In October 2017, twelve women came forward accusing Harvey Weinstein of sexual harassment, assault and rape. This sparked the nationwide #MeToo movement, and before long, similar accusations were splattered across the headlines. While these women have addressed an issue in Hollywood, they have brought light to a problem we have with society as a whole.
As all of this comes to the surface it’s a good time to review your company or organization’s sexual harassment policy. This applies to everyone from nonprofits and churches to nanny agencies and large corporations. Even “mom ‘n’ pop shops” need to have a policy in place. According to NPR, #MeToo complaints have skyrocketed and are overwhelming HR professionals. When asked, 100 percent of them said they are dealing with some type of sexual harassment claim at the moment. Could you imagine dealing with these claims without some sort of policy and procedure in place?
A sexual harassment policy protects employees from abuse and exploitation. It also protects the company from liability suits through promoting an open-door approach and having official processes in place for handling claims of sexual harassment.
So what should be in your sexual harassment policy? Our friends at SHRM have given some pretty good guidelines of what you should include:
- An explanation of equal opportunity employment
- Anti-retaliation statement
- Defining both harassment and sexual harassment specifically
- Who and what behavior falls under the policy
- How to report an incident
- What happens after the report has been made
You should also have a form you use for investigation. We’ve use some other guidelines from SHRM to create this form to help you document the complaint and the company’s findings.
SHRM has some additional tools and resources for its members to us in navigating sexual harassment policies and claims.
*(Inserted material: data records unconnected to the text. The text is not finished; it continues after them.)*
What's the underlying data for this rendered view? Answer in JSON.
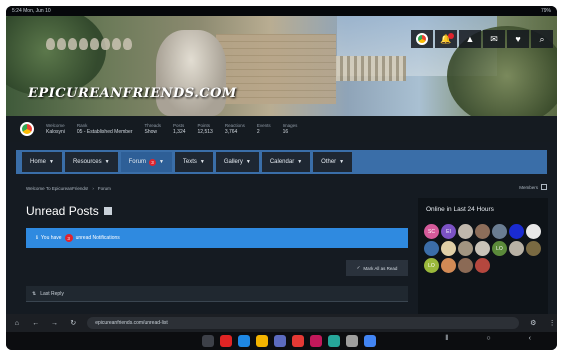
{
  "status_bar": {
    "time": "5:24",
    "date": "Mon, Jun 10",
    "battery": "79%"
  },
  "site": {
    "logo": "EPICUREANFRIENDS.COM"
  },
  "header_icons": [
    "chrome-avatar-icon",
    "bell-icon",
    "warning-icon",
    "chat-icon",
    "heart-icon",
    "search-icon"
  ],
  "member": {
    "stats": [
      {
        "label": "Welcome",
        "value": "Kalosyni"
      },
      {
        "label": "Rank",
        "value": "05 - Established Member"
      },
      {
        "label": "Threads",
        "value": "Show"
      },
      {
        "label": "Posts",
        "value": "1,324"
      },
      {
        "label": "Points",
        "value": "12,513"
      },
      {
        "label": "Reactions",
        "value": "3,764"
      },
      {
        "label": "Events",
        "value": "2"
      },
      {
        "label": "Images",
        "value": "16"
      }
    ]
  },
  "nav": {
    "items": [
      {
        "label": "Home",
        "active": false
      },
      {
        "label": "Resources",
        "active": false
      },
      {
        "label": "Forum",
        "active": true,
        "count": "3"
      },
      {
        "label": "Texts",
        "active": false
      },
      {
        "label": "Gallery",
        "active": false
      },
      {
        "label": "Calendar",
        "active": false
      },
      {
        "label": "Other",
        "active": false
      }
    ]
  },
  "breadcrumb": [
    "Welcome To EpicureanFriends!",
    "Forum"
  ],
  "quicklinks": "Members",
  "page": {
    "title": "Unread Posts",
    "notice_prefix": "You have",
    "notice_count": "3",
    "notice_suffix": "unread Notifications",
    "mark_read": "Mark All as Read",
    "filter_label": "Last Reply"
  },
  "sidebar": {
    "title": "Online in Last 24 Hours",
    "avatars": [
      {
        "initials": "SC",
        "color": "#d45a9a"
      },
      {
        "initials": "EI",
        "color": "#7b52c4"
      },
      {
        "initials": "",
        "color": "#c0b8ad"
      },
      {
        "initials": "",
        "color": "#8d6e5a"
      },
      {
        "initials": "",
        "color": "#6a7d92"
      },
      {
        "initials": "",
        "color": "#1a2bd1"
      },
      {
        "initials": "",
        "color": "#e8e8e8"
      },
      {
        "initials": "",
        "color": "#3b6da8"
      },
      {
        "initials": "",
        "color": "#e0cfa7"
      },
      {
        "initials": "",
        "color": "#a29581"
      },
      {
        "initials": "",
        "color": "#c9c3b8"
      },
      {
        "initials": "LO",
        "color": "#5b8a3a"
      },
      {
        "initials": "",
        "color": "#b9b2a5"
      },
      {
        "initials": "",
        "color": "#7a6a42"
      },
      {
        "initials": "LO",
        "color": "#9ab83b"
      },
      {
        "initials": "",
        "color": "#d28a55"
      },
      {
        "initials": "",
        "color": "#8b6a55"
      },
      {
        "initials": "",
        "color": "#b5473e"
      }
    ]
  },
  "browser": {
    "url": "epicureanfriends.com/unread-list",
    "icons": [
      "home-icon",
      "back-icon",
      "forward-icon",
      "reload-icon",
      "tune-icon"
    ]
  },
  "dock": {
    "apps": [
      {
        "name": "app-grid-icon",
        "color": "#3d4048"
      },
      {
        "name": "flipboard-icon",
        "color": "#e02424"
      },
      {
        "name": "translate-icon",
        "color": "#1e88e5"
      },
      {
        "name": "notes-icon",
        "color": "#f4b400"
      },
      {
        "name": "browser-icon",
        "color": "#5c6bc0"
      },
      {
        "name": "gallery-icon",
        "color": "#e53935"
      },
      {
        "name": "camera-icon",
        "color": "#c2185b"
      },
      {
        "name": "maps-icon",
        "color": "#26a69a"
      },
      {
        "name": "apps-icon",
        "color": "#9e9e9e"
      },
      {
        "name": "chrome-icon",
        "color": "#4285f4"
      }
    ],
    "nav": [
      "recents-icon",
      "home-nav-icon",
      "back-nav-icon"
    ]
  }
}
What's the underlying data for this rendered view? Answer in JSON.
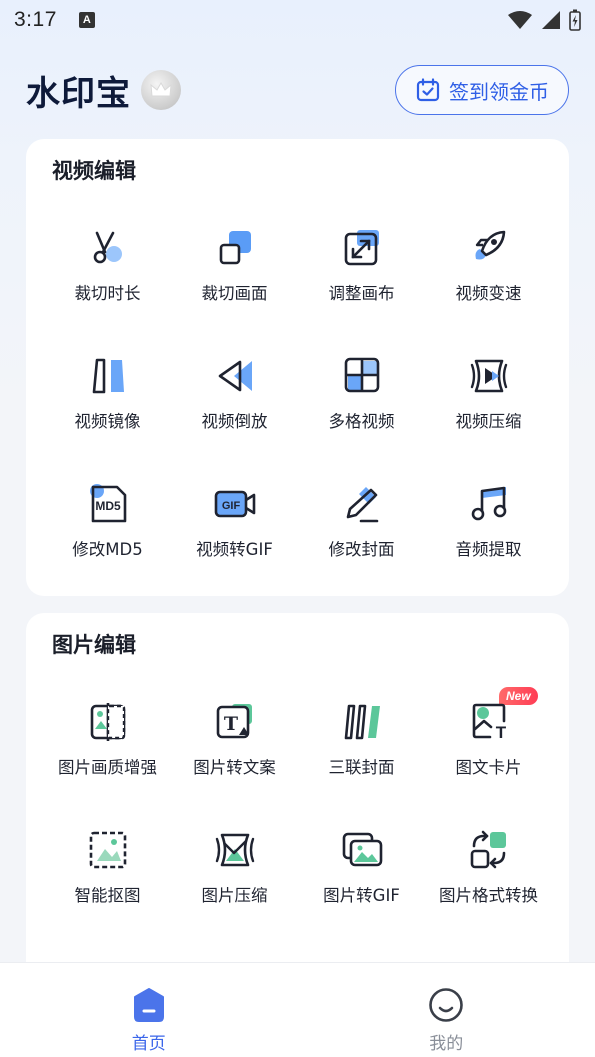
{
  "status_bar": {
    "time": "3:17",
    "notif_letter": "A"
  },
  "header": {
    "app_title": "水印宝",
    "checkin_label": "签到领金币"
  },
  "colors": {
    "accent": "#3b66ea",
    "icon_dark": "#1f2330",
    "icon_blue": "#6aa6f8",
    "icon_green": "#5cc79a",
    "badge_red": "#ff4a5c"
  },
  "video_section": {
    "title": "视频编辑",
    "tools": [
      {
        "label": "裁切时长",
        "icon": "scissors-icon"
      },
      {
        "label": "裁切画面",
        "icon": "crop-frame-icon"
      },
      {
        "label": "调整画布",
        "icon": "canvas-resize-icon"
      },
      {
        "label": "视频变速",
        "icon": "rocket-icon"
      },
      {
        "label": "视频镜像",
        "icon": "mirror-icon"
      },
      {
        "label": "视频倒放",
        "icon": "rewind-icon"
      },
      {
        "label": "多格视频",
        "icon": "grid-video-icon"
      },
      {
        "label": "视频压缩",
        "icon": "video-compress-icon"
      },
      {
        "label": "修改MD5",
        "icon": "md5-icon",
        "icon_text": "MD5"
      },
      {
        "label": "视频转GIF",
        "icon": "video-gif-icon",
        "icon_text": "GIF"
      },
      {
        "label": "修改封面",
        "icon": "pencil-icon"
      },
      {
        "label": "音频提取",
        "icon": "music-note-icon"
      }
    ]
  },
  "image_section": {
    "title": "图片编辑",
    "tools": [
      {
        "label": "图片画质增强",
        "icon": "image-enhance-icon"
      },
      {
        "label": "图片转文案",
        "icon": "image-to-text-icon",
        "icon_text": "T"
      },
      {
        "label": "三联封面",
        "icon": "triptych-icon"
      },
      {
        "label": "图文卡片",
        "icon": "text-card-icon",
        "badge": "New",
        "icon_text": "T"
      },
      {
        "label": "智能抠图",
        "icon": "smart-cutout-icon"
      },
      {
        "label": "图片压缩",
        "icon": "image-compress-icon"
      },
      {
        "label": "图片转GIF",
        "icon": "image-gif-icon"
      },
      {
        "label": "图片格式转换",
        "icon": "format-convert-icon"
      }
    ]
  },
  "bottom_nav": {
    "items": [
      {
        "label": "首页",
        "icon": "home-icon",
        "active": true
      },
      {
        "label": "我的",
        "icon": "profile-icon",
        "active": false
      }
    ]
  }
}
If you have any questions or concerns, please always reach out to us at firstname.lastname@example.org.